一个也不能漏!为孙小果“说情”的这位交通部原“厅官”被双开

Under an enormous banyan tree, far from any dwelling, two fine statues of an elephant and a horse seemed to guard an image of Siva, rigidly seated, and on his knees an image of Parvati, quite small, and standing as though about to dance.

In a consecrated hall we came to a plaster image of a camel modelled over stone. To prove that you are without sin you must be able to pass under the beast, or at least between the front legs and the girth of the belly without touching any part; and so very narrow is this little gateway of Ja?n virtue that, to preserve my character in the presence of my escort, I did not attempt it.

A large building of red and white stone, with spacious arcades and a central dome, as vast as a cathedral, stands at the angle of two avenuesthe[Pg 6] railway terminus; and a great market of iron and glassCrawford Market. Here are mountains of fruit, greenery, and vegetables of every colour and every shade of lustre; and a flower garden divides the various market sheds, where little bronze coolies, in white, scarcely clad, sell oranges and limes.

A plain of dried mud, dull grey, with scarcely a tinge of yellow in places; all round the horizon softly undulating hills which looked transparent, here a tender blue, there delicately pink, in flower-like hues. One of them, rising above all the eastern chain, might be a fortress, its towers alone left standing amid the general wreck. To the west the highest summits were lost in the blue of the sky, identically the same, but that the peaks were faintly outlined with a delicate line of snow.

An inner fortress, another portal held by armed men, and a walled enclosure, is Golconda, the former capital of the sovereigns of the Deccan. The entrance is through a magnificent archway of gigantic proportions; to close it there are two gates of heavy wood studded all over with long iron spikes, against which, during a siege, elephants charged to their death.

A large building of red and white stone, with spacious arcades and a central dome, as vast as a cathedral, stands at the angle of two avenuesthe[Pg 6] railway terminus; and a great market of iron and glassCrawford Market. Here are mountains of fruit, greenery, and vegetables of every colour and every shade of lustre; and a flower garden divides the various market sheds, where little bronze coolies, in white, scarcely clad, sell oranges and limes.

Evening fell, purple and orange tinging the princes' muslins to delicate hues; then very quickly all was dark. Deep melancholy came over us; we all sat without speaking a word, while from afar came the clatter of tom-toms from the temple, sometimes drowning the music, which droned on in a minor key, a maundering strain without a close but constantly repeating itself.

And to and fro on the ramparts, the sentry, in an uniform of the same hue as the sun-baked bricks, paced his beat, invisible but for a needle of light on his fixed bayonet; till when crossing a patch of light he was seen like an apparition, lost again in the shadow of the wall.

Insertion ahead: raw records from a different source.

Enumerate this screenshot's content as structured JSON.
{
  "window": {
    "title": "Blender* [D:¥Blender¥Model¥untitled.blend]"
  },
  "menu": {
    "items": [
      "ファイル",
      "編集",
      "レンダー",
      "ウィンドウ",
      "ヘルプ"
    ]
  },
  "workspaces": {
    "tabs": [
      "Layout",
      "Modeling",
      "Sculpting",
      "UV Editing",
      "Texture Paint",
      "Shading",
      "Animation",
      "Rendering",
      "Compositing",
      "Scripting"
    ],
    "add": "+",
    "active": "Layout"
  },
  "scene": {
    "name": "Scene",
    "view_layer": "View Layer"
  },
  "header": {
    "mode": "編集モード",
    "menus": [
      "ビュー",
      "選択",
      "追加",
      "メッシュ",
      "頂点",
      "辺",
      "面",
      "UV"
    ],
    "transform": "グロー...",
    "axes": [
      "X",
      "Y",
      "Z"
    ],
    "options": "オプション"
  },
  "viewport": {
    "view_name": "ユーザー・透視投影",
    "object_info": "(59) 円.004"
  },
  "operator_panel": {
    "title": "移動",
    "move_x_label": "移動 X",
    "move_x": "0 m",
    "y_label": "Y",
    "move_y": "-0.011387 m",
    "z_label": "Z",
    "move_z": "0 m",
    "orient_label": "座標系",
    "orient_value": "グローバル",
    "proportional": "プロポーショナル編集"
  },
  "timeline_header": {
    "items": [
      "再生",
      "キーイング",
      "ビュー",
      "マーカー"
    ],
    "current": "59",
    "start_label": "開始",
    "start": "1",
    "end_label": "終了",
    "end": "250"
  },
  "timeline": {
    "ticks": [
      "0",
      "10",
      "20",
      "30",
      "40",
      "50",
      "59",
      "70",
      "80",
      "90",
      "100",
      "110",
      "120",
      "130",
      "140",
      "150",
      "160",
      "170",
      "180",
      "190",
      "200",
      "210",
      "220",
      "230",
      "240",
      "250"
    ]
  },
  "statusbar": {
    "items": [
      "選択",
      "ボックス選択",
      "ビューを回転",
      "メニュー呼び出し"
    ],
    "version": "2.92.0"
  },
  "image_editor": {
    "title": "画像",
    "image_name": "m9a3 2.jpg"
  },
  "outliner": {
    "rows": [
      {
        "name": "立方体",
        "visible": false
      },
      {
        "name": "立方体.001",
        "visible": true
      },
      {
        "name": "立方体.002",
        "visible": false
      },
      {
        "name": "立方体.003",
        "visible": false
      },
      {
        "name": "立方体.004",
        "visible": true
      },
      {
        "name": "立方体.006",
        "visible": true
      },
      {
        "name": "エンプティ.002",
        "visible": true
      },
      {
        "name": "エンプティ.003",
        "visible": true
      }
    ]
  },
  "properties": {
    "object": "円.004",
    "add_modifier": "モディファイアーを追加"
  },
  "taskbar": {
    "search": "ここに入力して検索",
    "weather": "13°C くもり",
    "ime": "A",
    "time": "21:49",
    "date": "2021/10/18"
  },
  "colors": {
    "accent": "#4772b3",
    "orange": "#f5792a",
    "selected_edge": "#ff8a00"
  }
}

In the spacious harbour, where a whole fleet of steamships lies at anchor, a swarm of decked boats are moving about, sober in colour, with the bows raised very high in a long peak, and immense narrow sails crossed like a pair of scissors, and resembling a seagull's wings.

Down the middle of the Ganges a white bundle is being borne, and on it a crow pecking the body of a child wrapped in its winding-sheet.

There are two towns of Peshawur: one a distracted, silly place, with no beginning nor end, straggling along something in the manner of Madras, with an embryonic bazaar and all the amusements demanded by soldiers; the other enclosed in walls of dried mud, which are preserved only "to protect the town from robbers."

In another hut was a woman, brought hither yesterday with her husband, who had died that morning. She had an exquisite, long, pale face and blue-black hair. On her arms were many[Pg 35] bangles, and gold earrings glittered in her ears. For a moment she opened her large gazelle-like eyes, and then with a very sad little sigh turned to the wall, making her trinkets rattle. She was still dressed in her blue choli. A striped coverlet had been thrown over her; by her bed she had a whole set of burnished copper pans and canisters. Charmingly pretty, and not yet exhausted by the disease, which only declared itself yesterday, she was sleeping quietly, more like a being in a storybook than a plague-stricken creature, who must infallibly die on the morrow under the incapable treatment of the Hindoo "bone-setter."